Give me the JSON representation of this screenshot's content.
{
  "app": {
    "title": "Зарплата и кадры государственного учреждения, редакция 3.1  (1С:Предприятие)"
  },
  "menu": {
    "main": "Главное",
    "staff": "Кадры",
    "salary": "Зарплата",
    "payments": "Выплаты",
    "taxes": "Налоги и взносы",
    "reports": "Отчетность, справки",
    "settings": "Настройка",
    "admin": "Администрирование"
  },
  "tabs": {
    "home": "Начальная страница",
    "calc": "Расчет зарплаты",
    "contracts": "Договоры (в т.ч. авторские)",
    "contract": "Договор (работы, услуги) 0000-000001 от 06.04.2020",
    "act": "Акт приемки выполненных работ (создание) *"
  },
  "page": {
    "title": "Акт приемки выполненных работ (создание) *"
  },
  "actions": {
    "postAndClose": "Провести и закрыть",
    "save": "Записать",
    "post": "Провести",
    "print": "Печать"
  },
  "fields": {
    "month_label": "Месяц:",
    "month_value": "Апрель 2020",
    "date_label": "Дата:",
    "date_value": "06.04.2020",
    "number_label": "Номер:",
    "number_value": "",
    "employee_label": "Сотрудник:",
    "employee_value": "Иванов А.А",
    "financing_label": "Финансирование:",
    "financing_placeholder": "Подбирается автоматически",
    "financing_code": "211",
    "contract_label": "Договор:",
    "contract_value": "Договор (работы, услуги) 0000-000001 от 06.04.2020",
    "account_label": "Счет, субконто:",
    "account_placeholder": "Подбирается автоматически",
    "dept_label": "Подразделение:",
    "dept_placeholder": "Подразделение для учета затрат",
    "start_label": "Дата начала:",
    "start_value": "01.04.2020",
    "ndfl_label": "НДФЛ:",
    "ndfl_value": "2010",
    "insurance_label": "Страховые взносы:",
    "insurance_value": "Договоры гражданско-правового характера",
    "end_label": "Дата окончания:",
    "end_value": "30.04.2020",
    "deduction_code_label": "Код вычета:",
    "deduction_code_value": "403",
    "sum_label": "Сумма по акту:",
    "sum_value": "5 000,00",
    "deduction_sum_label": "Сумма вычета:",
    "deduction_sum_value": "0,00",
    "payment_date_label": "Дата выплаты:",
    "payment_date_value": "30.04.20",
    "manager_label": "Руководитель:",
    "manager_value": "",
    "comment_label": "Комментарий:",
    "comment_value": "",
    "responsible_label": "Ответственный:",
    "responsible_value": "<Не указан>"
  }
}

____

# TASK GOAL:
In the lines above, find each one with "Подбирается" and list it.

# EXERCISE ANSWER:
    "financing_placeholder": "Подбирается автоматически",
    "account_placeholder": "Подбирается автоматически",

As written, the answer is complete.